▶ TASK TO COMPLETE
If an entry holds a picture, drop the picture but restate the entry word for word.

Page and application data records
· · · ·

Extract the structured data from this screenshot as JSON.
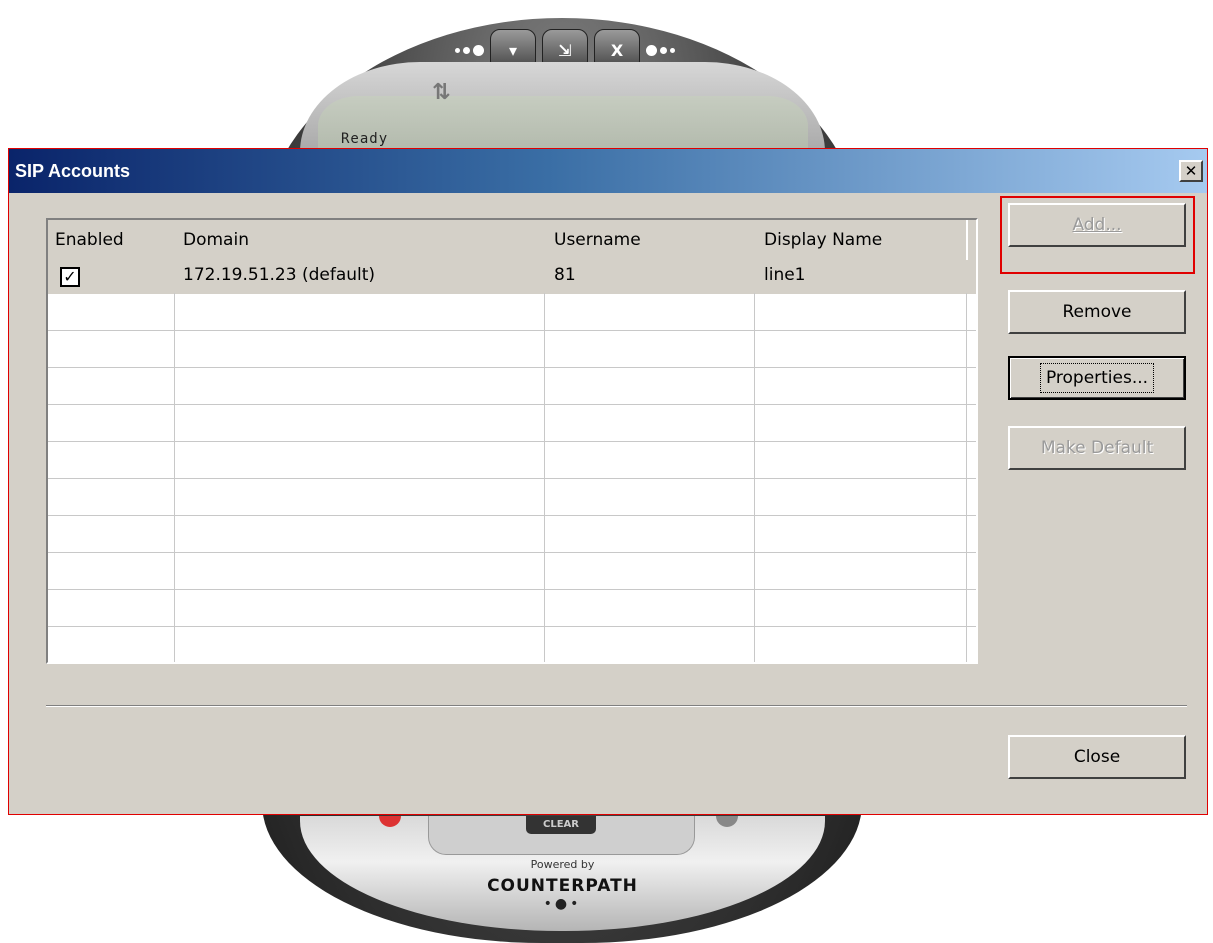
{
  "phone": {
    "status": "Ready",
    "topbar": {
      "minimize": "▾",
      "dock": "⇲",
      "close": "X"
    },
    "clear_label": "CLEAR",
    "powered_by": "Powered by",
    "brand": "COUNTERPATH",
    "brand_dots": "•●•"
  },
  "dialog": {
    "title": "SIP Accounts",
    "close_glyph": "✕",
    "columns": [
      "Enabled",
      "Domain",
      "Username",
      "Display Name"
    ],
    "rows": [
      {
        "enabled": true,
        "domain": "172.19.51.23 (default)",
        "username": "81",
        "display_name": "line1"
      }
    ],
    "buttons": {
      "add": "Add...",
      "remove": "Remove",
      "properties": "Properties...",
      "make_default": "Make Default",
      "close": "Close"
    },
    "checkbox_glyph": "✓"
  },
  "colors": {
    "title_gradient_start": "#0a246a",
    "title_gradient_end": "#a6caf0",
    "dialog_face": "#d4d0c8",
    "highlight": "#e00000"
  }
}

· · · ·

▶ RESULT FOR THIS TASK
Extract the structured data from this screenshot as JSON.
{
  "phone": {
    "status": "Ready",
    "topbar": {
      "minimize": "▾",
      "dock": "⇲",
      "close": "X"
    },
    "clear_label": "CLEAR",
    "powered_by": "Powered by",
    "brand": "COUNTERPATH",
    "brand_dots": "•●•"
  },
  "dialog": {
    "title": "SIP Accounts",
    "close_glyph": "✕",
    "columns": [
      "Enabled",
      "Domain",
      "Username",
      "Display Name"
    ],
    "rows": [
      {
        "enabled": true,
        "domain": "172.19.51.23 (default)",
        "username": "81",
        "display_name": "line1"
      }
    ],
    "buttons": {
      "add": "Add...",
      "remove": "Remove",
      "properties": "Properties...",
      "make_default": "Make Default",
      "close": "Close"
    },
    "checkbox_glyph": "✓"
  },
  "colors": {
    "title_gradient_start": "#0a246a",
    "title_gradient_end": "#a6caf0",
    "dialog_face": "#d4d0c8",
    "highlight": "#e00000"
  }
}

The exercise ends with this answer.